Work request: When the word "title" shows up in a line of the records below, copy that line.

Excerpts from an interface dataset
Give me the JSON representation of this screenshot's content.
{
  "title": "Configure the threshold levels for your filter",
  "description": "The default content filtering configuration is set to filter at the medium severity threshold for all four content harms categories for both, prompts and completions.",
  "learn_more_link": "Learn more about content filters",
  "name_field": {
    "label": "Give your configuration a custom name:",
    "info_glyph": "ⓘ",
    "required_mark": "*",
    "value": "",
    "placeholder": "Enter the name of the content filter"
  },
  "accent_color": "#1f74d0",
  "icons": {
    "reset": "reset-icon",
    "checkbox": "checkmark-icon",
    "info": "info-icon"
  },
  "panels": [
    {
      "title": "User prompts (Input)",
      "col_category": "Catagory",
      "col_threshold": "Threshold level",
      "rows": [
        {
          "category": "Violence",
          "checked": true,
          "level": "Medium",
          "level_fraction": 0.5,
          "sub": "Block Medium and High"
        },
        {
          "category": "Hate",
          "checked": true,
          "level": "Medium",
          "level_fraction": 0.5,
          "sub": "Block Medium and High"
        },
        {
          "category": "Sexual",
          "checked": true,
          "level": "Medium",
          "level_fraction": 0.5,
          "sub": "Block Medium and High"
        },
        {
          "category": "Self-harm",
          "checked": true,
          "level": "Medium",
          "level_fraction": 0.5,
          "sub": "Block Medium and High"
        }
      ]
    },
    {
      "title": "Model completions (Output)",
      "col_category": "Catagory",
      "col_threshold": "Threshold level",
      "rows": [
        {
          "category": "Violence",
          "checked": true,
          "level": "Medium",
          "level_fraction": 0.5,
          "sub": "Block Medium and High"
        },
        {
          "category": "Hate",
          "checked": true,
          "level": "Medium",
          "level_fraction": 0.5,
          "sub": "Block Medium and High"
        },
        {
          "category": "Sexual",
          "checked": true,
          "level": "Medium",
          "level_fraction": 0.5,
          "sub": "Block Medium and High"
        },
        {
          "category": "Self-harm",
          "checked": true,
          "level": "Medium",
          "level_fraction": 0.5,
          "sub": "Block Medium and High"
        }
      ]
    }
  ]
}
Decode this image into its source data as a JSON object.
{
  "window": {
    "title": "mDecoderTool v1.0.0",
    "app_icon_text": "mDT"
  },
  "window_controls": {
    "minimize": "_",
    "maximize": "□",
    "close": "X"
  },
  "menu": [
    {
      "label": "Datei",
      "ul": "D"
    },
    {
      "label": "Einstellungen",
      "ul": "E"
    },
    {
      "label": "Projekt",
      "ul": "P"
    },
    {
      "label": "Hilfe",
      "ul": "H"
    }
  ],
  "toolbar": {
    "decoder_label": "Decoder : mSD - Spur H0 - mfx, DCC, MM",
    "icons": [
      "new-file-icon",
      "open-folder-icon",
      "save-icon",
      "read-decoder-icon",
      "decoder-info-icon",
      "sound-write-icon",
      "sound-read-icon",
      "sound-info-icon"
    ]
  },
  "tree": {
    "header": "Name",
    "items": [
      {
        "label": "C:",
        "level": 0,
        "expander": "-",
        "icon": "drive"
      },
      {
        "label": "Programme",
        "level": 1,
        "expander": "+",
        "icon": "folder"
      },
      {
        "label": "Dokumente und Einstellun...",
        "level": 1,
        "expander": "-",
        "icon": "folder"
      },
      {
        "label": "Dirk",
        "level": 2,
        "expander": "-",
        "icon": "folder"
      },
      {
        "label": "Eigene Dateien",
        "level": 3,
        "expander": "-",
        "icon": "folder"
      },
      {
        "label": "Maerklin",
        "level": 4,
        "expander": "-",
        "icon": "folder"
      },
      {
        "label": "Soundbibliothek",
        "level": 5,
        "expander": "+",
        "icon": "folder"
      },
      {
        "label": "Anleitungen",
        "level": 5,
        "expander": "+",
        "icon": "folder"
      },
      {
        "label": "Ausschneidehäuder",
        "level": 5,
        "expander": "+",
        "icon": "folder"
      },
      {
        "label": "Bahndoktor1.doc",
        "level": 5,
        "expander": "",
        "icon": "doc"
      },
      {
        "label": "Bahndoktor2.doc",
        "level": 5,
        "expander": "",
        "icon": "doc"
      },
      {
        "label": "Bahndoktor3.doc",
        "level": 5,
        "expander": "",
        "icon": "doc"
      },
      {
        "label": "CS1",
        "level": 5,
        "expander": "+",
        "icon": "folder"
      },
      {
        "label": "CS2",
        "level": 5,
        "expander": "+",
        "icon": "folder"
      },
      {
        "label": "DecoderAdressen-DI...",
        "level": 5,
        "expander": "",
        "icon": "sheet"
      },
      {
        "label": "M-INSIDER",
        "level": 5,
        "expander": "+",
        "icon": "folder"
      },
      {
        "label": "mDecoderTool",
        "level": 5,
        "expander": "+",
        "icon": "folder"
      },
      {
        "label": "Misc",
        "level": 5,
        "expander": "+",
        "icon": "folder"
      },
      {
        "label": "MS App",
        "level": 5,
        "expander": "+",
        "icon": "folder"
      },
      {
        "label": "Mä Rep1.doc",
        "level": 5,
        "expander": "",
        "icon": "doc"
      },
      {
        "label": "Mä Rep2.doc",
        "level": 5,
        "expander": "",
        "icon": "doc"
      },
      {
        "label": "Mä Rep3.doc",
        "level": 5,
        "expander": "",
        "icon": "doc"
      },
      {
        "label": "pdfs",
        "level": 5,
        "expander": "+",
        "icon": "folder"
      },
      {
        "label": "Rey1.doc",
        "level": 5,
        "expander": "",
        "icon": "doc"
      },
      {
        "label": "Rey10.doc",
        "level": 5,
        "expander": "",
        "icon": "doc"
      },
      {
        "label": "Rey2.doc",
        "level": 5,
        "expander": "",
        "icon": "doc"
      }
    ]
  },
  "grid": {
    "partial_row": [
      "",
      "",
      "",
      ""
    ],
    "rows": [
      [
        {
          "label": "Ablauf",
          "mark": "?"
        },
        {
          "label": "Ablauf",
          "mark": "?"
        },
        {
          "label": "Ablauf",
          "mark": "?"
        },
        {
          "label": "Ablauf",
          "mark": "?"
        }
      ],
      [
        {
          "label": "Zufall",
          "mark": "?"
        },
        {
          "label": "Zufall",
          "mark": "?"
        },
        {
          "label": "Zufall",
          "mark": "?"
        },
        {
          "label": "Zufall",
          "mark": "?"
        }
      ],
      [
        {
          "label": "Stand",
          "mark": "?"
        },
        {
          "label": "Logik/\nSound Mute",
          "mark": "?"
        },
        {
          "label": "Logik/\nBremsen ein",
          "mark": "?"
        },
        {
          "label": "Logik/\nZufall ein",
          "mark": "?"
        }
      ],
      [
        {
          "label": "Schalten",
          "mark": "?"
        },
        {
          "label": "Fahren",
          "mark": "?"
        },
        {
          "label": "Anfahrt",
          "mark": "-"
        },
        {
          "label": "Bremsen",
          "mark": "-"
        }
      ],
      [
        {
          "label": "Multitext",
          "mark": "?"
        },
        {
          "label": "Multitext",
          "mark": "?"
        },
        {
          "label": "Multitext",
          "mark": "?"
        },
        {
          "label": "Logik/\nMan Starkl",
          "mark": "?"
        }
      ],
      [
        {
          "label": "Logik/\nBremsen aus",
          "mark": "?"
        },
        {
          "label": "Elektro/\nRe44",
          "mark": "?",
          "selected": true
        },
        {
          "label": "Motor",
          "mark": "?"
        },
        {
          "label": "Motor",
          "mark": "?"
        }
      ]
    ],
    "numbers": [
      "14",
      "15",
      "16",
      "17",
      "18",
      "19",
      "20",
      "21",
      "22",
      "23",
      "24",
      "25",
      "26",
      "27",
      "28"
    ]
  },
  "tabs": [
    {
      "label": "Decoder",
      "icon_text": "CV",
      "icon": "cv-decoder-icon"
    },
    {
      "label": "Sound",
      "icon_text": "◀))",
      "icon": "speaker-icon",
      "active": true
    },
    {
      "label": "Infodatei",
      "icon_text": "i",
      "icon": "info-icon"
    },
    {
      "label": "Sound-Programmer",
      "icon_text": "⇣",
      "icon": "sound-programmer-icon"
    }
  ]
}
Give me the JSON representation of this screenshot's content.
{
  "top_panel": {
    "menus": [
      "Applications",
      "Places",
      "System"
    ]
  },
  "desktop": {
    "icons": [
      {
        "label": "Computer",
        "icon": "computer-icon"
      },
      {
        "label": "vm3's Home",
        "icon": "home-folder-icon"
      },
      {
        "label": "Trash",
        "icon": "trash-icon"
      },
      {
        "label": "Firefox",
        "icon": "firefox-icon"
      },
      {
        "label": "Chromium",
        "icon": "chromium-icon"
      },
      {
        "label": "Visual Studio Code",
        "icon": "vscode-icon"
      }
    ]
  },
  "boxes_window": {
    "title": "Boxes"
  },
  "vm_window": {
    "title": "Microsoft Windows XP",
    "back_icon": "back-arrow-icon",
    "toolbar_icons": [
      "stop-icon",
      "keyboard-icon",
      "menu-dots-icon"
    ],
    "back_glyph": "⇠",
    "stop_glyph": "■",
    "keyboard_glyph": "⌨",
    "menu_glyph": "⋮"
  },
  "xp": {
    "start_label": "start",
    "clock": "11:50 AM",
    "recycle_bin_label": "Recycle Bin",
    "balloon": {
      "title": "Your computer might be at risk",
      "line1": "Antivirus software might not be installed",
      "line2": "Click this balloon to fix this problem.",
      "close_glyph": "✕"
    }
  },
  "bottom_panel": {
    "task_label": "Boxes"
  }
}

Answer space:
  "title": "Configure the threshold levels for your filter",
      "title": "User prompts (Input)",
      "title": "Model completions (Output)",
    "title": "mDecoderTool v1.0.0",
    "title": "Boxes"
    "title": "Microsoft Windows XP",
      "title": "Your computer might be at risk",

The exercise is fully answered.